Millennials in particular are looking for employers that care about their personal growth and career development. The recent Edelman Trust Barometer found that 42% of workers say they’d require a significantly higher salary to work at a company that doesn’t provide effective training and growth opportunities, and 38% said it would be a deal-breaker for them.
In short, your training programs affect talent acquisition and retention, so if your employee retention rates are taking a dive, that might reflect a general sense that your training program could use some improvement.
Productivity Is More Nuanced Than You May Realize
It’s probably no surprise to hear that productivity rates are another indicator of the success, or failure, of your employee training programs. Employees who are clear about their areas of responsibility, have mastered the skill sets relevant to their work, and know how to do their work correctly, are more productive.
They feel confident that they can deliver on their work requirements, and that confidence itself translates into improved productivity.
When your employee training programs are effective, employees also collaborate better with colleagues and employees within and outside their own teams. If your company’s output is dropping, it could be a sign that your employees are feeling overwhelmed, aren’t sure where to begin, or aren’t clear about their areas of responsibility within a project or department.
Productivity also suffers when your employees are constantly interrupted by digital tools, or don’t know the best way to use the software you provide. In a world of digital transformation, digital adoption is key. This is when your employees use all the tools at their disposal to their fullest extent. Insufficient or inadequate training programs undermine digital adoption, and if digital adoption is poor, your employees will waste time on inefficient manual and outdated digital processes, or failing to use business apps in a streamlined way.
One study found that the average employee is interrupted by digital tools 13.9 times a day. Even workers who said they are engaged and aligned with company culture reported that they spend at least 30 minutes a day switching between apps. A Slack report concluded that the solution is to “Consciously set guidelines around which technology tools to use and how to use them.”
Educate to Maximize Employee Engagement
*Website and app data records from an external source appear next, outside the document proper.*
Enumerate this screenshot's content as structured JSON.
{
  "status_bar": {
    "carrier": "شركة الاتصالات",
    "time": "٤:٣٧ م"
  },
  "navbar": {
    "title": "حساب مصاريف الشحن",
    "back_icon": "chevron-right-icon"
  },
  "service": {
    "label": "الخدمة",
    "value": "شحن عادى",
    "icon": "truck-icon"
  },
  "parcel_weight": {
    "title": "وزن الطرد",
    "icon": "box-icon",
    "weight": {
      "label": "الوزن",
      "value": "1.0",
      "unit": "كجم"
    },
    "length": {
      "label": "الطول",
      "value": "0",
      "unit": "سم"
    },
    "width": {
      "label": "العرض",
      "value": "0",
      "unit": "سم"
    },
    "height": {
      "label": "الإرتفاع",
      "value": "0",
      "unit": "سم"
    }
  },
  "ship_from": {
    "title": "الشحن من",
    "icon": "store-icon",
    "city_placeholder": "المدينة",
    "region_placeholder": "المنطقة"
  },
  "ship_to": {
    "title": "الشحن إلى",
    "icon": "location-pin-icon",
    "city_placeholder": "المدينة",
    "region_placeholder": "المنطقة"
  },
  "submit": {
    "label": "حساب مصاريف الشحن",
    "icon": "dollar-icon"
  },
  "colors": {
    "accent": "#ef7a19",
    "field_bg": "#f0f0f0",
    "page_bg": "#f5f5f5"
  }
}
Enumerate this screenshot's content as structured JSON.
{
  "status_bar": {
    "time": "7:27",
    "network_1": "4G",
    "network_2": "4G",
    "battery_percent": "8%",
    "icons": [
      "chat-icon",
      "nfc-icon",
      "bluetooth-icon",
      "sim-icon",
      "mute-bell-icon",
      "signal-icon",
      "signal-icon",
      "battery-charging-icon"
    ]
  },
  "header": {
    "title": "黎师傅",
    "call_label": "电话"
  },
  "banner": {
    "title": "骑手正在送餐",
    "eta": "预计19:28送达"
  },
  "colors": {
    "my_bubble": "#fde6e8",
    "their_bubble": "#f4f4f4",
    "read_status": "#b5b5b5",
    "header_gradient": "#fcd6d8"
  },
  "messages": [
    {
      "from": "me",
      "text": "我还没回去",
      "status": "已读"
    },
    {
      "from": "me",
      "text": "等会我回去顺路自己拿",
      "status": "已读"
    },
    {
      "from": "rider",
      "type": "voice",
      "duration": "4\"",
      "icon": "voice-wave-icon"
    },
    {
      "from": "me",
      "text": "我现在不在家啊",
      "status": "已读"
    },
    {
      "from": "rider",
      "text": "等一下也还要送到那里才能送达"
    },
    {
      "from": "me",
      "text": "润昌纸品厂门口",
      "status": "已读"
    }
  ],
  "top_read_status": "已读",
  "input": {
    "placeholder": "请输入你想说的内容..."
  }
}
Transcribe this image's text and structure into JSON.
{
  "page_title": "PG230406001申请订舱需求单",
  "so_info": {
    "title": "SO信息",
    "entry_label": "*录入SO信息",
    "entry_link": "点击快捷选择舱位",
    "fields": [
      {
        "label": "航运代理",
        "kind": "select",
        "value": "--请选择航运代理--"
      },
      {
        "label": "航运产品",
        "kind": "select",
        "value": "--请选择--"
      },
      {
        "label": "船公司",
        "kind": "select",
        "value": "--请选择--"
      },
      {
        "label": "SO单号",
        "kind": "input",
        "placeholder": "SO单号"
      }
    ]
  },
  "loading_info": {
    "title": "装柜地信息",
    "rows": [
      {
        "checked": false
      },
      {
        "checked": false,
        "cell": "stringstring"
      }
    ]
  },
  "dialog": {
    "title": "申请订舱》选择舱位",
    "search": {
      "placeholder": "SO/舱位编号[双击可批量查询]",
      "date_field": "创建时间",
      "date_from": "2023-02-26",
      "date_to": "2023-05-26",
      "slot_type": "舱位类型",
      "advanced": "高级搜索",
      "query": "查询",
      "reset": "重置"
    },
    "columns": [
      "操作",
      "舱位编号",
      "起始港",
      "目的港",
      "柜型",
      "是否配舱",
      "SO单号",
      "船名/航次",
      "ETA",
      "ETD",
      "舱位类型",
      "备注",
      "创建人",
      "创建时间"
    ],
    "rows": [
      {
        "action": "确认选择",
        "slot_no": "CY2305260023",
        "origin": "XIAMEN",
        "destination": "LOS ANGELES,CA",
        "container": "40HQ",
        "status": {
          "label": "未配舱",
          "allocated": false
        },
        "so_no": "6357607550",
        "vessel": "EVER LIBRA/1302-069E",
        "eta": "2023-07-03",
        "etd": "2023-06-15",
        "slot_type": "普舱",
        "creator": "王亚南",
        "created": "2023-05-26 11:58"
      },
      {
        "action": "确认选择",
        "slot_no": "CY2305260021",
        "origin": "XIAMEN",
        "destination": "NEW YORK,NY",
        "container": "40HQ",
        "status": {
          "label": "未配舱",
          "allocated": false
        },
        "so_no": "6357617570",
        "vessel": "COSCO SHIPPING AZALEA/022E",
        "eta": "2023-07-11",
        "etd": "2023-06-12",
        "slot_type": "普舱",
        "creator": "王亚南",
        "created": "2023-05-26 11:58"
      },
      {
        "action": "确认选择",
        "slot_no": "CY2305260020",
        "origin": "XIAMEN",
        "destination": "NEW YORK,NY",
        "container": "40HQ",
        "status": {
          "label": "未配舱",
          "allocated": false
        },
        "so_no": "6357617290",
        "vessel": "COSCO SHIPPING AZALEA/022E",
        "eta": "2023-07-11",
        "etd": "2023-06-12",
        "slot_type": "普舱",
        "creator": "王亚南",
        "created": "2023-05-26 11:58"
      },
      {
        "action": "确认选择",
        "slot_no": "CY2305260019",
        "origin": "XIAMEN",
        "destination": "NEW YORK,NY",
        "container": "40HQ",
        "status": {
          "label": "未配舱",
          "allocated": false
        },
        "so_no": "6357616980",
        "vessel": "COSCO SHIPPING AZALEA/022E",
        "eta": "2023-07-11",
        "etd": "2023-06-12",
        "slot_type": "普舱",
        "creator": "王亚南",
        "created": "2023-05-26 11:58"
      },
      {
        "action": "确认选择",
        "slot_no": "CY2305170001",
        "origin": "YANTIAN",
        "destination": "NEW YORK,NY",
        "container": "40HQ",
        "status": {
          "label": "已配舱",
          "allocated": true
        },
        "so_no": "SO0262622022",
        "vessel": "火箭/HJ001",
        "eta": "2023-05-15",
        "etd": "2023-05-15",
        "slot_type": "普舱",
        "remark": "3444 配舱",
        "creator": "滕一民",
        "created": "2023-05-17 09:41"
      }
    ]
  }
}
Employee engagement is another issue that’s heavily impacted by your training programs. People who understand the impact that their work has on the business and feel that they share the business vision are more engaged overall. Gallup research showed that employees who are engaged are more productive, loyal, motivated, and raise brand reputation externally.
Slack uses the term “aligned” to refer to workers who feel a connection with their company’s vision and strategy, which encourages them to work with more purpose. Its State of Work report found that 75% of aligned workers feel empowered to make decisions.
In contrast, disengaged workers are 12 times more likely to rate employee satisfaction as “very poor.” These are workers who haven’t grasped the company vision, don’t see how their work connects with the bigger picture, and have never been educated about company values or business strategy.
According to Saadia Zahidi, Managing Director of the World Economic Forum’s Centre for the New Economy and Society, companies can increase employee engagement by investing in the development of their soft skills and general personal growth – while also supporting career growth in uncertain times through “reskilling” initiatives.
“We need to break out of the current paralysis and recognize that skills are the ‘great redistributor,’” Zahidi has said. “Equipping people with the skills they need to make job transitions is the fuel needed for growth – and to secure stable livelihoods for people in the midst of technological change.”
If your employees are lackluster, report low levels of employee engagement, and don’t seem enthusiastic about your company, it might not be because you don’t have a foosball table. It’s far more likely to arise because your training programs aren’t succeeding in conveying the purpose of their work and the goals of your business.
Effective Training Underpins Your Entire Business
It’s clear that measuring the success of your employee training programs involves taking a much more high-level look at the attitudes and focus of your employees than you might have expected.
No matter what specific tools and metrics you use to measure them, churn, productivity and employee engagement are deep reflections of the state of your employee training programs, underlining the importance of reinvestment in what’s truly working.